A moment later, Jeremy Hardy was being even more contentious. The topic had come up of the huge amount of theft and missing property reported from the Home Office, and Hardy chipped in with a barbed comment on Michael Howard. (Why do people keep on having a go at poor old Michael Howard? The poor chap is only doing his best. It's not Michael Howard's fault if his best is so pathetically bad.)
"Something else went from the Home Office," said Hardy, "because Michael Howard used to have the priceless recollection that his father was an asylum-seeker and he appears to have lost this memory altogether now."
Hmmm ... if I was a BBC bigwig, I thought, I would think seriously about taking this delightful stuff off air.
AND AT THAT VERY MOMENT THEY BEGAN TO JAM THE PROGRAMME.
Just as Barry Took was giving the answer to a question, another voice cut in over the top of him, drowning him and saying: "The gathering pace of diplomatic actions has done nothing to restrain Israel's offensive," then going on to tell us in detail about Israel's attempt to keep the Lebanese quiet by killing them all. It was the voice of one of the BBC's reporters from the Middle East, on a telephone line, and it was loud enough to make it impossible to hear what Jeremy Hardy or anyone was saying, and it went on for some time and to my mind it was a case of the BBC jamming itself, and I have all this on tape if anyone's interested.
I didn't complain to the BBC because they would be bound to come up with some feeble excuse, like they were testing the Middle East tape for the 1pm news and left the broadcasting channel open by mistake. But would the BBC broadcast something by chance? I think not. I think they were trying to jam their own programmes.

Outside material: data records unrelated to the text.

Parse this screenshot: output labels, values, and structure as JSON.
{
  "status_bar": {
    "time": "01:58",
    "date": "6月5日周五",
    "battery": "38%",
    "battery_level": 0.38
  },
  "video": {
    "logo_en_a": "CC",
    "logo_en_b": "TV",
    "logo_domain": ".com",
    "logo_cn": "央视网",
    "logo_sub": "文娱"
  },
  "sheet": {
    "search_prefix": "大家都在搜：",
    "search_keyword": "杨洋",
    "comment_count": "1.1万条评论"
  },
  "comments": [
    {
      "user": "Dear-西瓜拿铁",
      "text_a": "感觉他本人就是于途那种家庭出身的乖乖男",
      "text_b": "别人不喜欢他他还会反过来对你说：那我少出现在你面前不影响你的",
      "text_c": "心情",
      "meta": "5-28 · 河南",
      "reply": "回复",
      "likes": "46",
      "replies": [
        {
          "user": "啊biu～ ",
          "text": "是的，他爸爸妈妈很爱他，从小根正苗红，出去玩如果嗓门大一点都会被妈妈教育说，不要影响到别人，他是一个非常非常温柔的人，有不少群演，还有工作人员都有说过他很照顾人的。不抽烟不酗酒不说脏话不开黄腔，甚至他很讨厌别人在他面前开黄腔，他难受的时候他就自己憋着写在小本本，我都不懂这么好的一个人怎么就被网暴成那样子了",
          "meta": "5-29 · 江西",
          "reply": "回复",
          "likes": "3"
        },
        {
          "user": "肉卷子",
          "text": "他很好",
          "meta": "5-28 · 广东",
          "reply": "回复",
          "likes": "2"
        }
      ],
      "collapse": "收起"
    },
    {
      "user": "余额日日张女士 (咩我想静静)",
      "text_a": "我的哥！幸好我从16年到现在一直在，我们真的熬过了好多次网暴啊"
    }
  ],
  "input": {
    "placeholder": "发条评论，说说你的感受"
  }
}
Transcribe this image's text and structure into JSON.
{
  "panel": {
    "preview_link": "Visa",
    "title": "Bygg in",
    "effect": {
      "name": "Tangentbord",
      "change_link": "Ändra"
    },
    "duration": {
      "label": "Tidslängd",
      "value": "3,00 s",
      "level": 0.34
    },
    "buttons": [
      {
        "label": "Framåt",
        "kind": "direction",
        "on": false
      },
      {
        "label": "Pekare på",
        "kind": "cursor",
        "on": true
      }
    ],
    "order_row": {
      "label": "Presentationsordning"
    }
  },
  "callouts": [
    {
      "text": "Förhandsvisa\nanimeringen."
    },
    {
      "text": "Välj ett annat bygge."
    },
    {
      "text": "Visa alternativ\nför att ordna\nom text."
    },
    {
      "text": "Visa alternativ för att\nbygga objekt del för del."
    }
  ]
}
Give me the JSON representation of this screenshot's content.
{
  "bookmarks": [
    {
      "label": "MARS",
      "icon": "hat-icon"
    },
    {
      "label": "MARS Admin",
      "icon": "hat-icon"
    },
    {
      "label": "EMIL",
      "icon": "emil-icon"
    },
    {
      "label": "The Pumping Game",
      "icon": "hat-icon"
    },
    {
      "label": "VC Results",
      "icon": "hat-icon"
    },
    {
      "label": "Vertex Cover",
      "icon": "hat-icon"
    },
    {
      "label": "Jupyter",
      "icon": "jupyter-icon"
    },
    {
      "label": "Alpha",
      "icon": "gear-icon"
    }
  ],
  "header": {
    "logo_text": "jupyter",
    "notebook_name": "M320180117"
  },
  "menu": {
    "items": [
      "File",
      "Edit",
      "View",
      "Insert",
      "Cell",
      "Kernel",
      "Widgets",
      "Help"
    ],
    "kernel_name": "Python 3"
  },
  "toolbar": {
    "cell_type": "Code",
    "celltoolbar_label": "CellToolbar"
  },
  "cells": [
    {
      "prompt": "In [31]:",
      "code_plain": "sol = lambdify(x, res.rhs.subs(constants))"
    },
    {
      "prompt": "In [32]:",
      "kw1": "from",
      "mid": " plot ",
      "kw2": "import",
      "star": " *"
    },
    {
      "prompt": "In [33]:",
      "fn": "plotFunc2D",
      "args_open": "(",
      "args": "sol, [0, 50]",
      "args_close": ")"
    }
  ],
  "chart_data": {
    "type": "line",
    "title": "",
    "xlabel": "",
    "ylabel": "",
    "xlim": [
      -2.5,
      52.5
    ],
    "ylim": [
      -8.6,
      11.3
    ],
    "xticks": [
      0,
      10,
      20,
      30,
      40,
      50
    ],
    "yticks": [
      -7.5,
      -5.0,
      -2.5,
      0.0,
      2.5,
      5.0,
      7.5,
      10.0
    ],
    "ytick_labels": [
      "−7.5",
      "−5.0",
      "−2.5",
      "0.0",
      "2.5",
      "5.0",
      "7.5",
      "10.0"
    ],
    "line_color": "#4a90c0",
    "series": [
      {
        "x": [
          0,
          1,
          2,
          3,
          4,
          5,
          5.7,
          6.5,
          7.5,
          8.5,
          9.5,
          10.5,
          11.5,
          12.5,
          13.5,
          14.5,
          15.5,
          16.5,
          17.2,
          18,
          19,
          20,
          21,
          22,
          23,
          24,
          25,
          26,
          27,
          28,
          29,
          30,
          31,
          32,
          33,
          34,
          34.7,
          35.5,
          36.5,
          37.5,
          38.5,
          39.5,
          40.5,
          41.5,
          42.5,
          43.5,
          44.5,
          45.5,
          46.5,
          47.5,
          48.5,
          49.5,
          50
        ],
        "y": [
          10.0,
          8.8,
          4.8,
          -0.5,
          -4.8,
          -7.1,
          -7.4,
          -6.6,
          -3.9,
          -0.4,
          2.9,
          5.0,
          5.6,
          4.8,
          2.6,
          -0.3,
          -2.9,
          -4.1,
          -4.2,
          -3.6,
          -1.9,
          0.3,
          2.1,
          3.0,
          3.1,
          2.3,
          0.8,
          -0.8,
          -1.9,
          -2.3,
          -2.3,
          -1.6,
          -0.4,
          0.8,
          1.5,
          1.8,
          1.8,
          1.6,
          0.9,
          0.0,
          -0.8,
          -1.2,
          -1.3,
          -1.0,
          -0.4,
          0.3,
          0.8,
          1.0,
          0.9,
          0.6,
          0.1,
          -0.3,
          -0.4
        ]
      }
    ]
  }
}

And they have the nerve to criticise Orbit in Rome for being touchy.
That's all.Reuse content